As someone who is pathologically contrary, I love anything that questions conventional wisdom or ‘best practice’. I imagine there are some professions where there is a ‘right’ way to do things (hello surgeons) but when it comes to how to engage and manage people nothing, and I mean nothing, can be simply boiled down to “the way”.
I want you to think about the best experiences you have had in work and life? Did any of them pan out that way because someone treated you like a set of letters (hello personality testing), or give you feedback in a prescribed and mechanistic way? Did you feel you truly seen by the high-tech performance appraisal system in your consulting company? Do you really feel you learned more in a gamified training session than you would have with some interaction with a person?
In the past, I have always stumbled on questions about what I think the future of HR is, because, frankly I think the expected answer – i.e. the use of increasingly sophisticated technology and neuroscience to pinpoint, engage and harness talent – is bunkum.
Let’s take Neuroscience.

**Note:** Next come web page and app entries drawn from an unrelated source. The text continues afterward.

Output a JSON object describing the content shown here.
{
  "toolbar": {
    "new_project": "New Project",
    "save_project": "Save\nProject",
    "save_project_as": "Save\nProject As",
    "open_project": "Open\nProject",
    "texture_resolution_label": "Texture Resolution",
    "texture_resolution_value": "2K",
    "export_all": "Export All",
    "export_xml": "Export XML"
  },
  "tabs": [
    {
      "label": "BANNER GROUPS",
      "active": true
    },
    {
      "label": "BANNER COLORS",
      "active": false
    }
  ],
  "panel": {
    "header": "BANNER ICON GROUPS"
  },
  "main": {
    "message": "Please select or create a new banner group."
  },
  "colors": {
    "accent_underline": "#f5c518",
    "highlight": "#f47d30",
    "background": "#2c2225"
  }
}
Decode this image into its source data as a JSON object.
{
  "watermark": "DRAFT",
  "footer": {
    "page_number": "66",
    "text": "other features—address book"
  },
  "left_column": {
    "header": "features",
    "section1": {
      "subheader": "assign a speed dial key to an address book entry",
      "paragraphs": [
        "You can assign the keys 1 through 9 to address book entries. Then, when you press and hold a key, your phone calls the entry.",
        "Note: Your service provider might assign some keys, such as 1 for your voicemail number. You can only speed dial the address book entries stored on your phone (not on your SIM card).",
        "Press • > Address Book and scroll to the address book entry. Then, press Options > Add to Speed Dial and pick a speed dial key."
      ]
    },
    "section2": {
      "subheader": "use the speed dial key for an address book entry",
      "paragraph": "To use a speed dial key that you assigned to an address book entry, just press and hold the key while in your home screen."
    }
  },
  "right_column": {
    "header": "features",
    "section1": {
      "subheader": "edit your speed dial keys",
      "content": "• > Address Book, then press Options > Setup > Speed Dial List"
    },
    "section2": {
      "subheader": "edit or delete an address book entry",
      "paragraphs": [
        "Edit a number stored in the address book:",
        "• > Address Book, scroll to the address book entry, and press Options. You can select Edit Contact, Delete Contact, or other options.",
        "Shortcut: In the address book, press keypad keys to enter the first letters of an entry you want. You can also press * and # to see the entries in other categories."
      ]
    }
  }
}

Try googling neuroscience + talent and scroll through the pages of of ‘experts’ expounding on why neuroscience is the key to unlocking your peoples’ talents. And yet, according to Avgusta Shestyuk, a neuroscience Fellow at Berkley, if you ask 100 neuroscientists for the definition of thinking, you’ll get 100 different answers. That isn’t old news. That’s a quote from a June 2019 New Scientist.
The brain is the most unknown object in the universe. We know a lot about how neural circuits function, yet “we don’t know how the information of how to ride a bicycle, or fly a helicopter, or speak Japanese, is stored in the brain”. However, we’re expected to believe (do believe, given the amount of $$$ spent on this stuff), that we know what kinds of words we should say to elicit 'x' or 'y' or 'z' response or “why some learners reject feedback”. Walk away people, you’re being sold snake oil.
The same goes for psychometric testing run by recruitment companies – yes, if you’ve read any of my previous posts you’ll know this is my bugbear (I am happy to admit that maybe, maybe there is some value in using peer-reviewed and accepted tools administered by qualified psychologists. But even then you as a business need to understand what it is you actually are testing for - what personality traits/abilities/values are actually going to get you your required outcome? How do you know? (spoiler, there's more on that below) And even then, will the person actually get to use those capabilities and traits in your particular cultural and commercial context? I can't tell you how many leaders I have worked with who hire great process people, or innovators or ... fill in the blank ... and then quash those skills because they don't understand them.
Perhaps it will be no surprise then, to learn that my favourite book on this topic is the recently released “Nine Lies About Work: A Freethinking Leader’s Guide to the Real World”. In it the authors debunk some of the myths that prevent us from really getting the outcomes we seek. Things like:
- That any of us can reliably rate other people’s performance.
Let me guess, you’re the exception? I was pretty sure I was too. Read the book.
- That people need feedback. Not so much as it turns out. In one of those moments that makes you think ‘of course’, the authors point how that how you make sense of the world is not how the person you’re talking to makes sense of the world (just think about it in terms of all that useful feedback your spouse provides, except that at work your boss doesn't know you as well and you’re obligated to smile and nod so you don’t get fired). It turns out asking staff how they’d solve their own problems and pointing out – regularly and intentionally - what they do well – that stuff’s gold (that one’s probably one to take home too!)
- Perhaps my favourite busted myth is the idea that capability frameworks are in any way useful for identifying and building talent. The only thing the authors’ research showed high performers do consistently is ... be completely unique in the makeup of the areas they excel in, even where they were in the same role. In other words, no two high performers are alike (another nail in the coffin of psychometric testing, just sayin').
The book obviously covers more than this; the problem with cascading goals, why planning provides nothing more than the articulation of the current state, that leadership isn’t actually a ‘thing’ and so on. And I get it - it would be hugely efficient, it would save us cash, it would make us highly competitive if we could tap the secret formula to finding, engaging and keeping the best talent (well, at least it would until everyone else was doing it too). But there isn’t one. Which means finding your own secret sauce to great talent management is always going to give you a competitive advantage. According to Buckingham and Goodall the couple of decades of research they drew from showed there are two things that build high engagement and performance:
“What we, as team members want from you, our team leader, is firstly that you make us feel part of something bigger, that you show us how what we are doing together is important and meaningful; and secondly, that you make us feel that you can see us, in a way that recognises who we are as individuals”
Happily, how you do this is pretty much by listening, by not being an a*sehole, by constantly communicating, and by seeking (as opposed to giving) feedback on what's going on for your team. You don't have to do this in any special or formulaic way. No product, no system, no framework can do this for you. Only constant communication and healthy relationships. It’s as simple and as complex as that.